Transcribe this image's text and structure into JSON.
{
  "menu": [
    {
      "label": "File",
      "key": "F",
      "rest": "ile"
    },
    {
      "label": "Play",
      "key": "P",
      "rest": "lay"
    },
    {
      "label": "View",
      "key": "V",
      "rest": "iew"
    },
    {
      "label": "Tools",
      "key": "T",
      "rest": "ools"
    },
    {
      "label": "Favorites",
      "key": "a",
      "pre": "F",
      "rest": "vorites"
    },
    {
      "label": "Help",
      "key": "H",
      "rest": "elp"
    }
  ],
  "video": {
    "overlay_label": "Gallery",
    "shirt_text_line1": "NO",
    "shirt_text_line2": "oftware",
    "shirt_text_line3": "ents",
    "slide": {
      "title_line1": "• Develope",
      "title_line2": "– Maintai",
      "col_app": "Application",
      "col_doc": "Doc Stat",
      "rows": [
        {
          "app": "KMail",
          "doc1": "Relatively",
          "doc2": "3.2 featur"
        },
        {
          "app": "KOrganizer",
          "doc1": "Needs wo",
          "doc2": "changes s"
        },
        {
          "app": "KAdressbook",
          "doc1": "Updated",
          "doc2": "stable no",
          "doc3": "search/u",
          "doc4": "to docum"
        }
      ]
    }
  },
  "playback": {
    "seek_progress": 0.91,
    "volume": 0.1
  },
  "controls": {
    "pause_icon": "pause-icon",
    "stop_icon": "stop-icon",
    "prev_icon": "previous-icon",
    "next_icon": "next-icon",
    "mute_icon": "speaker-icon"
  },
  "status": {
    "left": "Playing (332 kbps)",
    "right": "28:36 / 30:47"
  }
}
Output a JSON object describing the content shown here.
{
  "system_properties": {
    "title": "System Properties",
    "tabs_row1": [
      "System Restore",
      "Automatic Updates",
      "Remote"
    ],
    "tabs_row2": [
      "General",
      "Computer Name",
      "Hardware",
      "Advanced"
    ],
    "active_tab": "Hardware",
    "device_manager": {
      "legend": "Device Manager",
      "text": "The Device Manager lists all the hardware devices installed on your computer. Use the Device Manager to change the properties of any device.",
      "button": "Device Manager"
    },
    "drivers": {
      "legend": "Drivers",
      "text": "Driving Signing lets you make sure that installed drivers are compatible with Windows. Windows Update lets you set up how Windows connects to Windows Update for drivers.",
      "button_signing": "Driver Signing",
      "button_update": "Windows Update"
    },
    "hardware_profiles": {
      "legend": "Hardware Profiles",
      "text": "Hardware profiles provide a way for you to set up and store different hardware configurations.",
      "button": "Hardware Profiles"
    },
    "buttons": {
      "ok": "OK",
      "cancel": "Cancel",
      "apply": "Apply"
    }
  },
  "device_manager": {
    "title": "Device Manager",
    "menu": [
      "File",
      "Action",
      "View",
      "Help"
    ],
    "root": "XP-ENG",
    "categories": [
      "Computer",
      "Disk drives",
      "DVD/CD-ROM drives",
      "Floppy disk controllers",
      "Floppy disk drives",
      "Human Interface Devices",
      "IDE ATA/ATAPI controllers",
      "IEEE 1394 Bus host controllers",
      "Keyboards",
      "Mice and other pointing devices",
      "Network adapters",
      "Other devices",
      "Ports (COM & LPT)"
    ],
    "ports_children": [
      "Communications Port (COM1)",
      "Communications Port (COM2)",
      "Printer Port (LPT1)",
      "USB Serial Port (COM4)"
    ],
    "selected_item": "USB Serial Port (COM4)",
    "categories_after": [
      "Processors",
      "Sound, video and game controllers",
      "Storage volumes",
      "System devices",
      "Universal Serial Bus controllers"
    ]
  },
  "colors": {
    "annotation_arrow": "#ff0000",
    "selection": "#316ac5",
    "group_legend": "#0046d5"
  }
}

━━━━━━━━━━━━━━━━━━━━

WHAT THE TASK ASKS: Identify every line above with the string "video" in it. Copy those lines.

RESULT OF THE EXERCISE:
  "video": {
      "Sound, video and game controllers",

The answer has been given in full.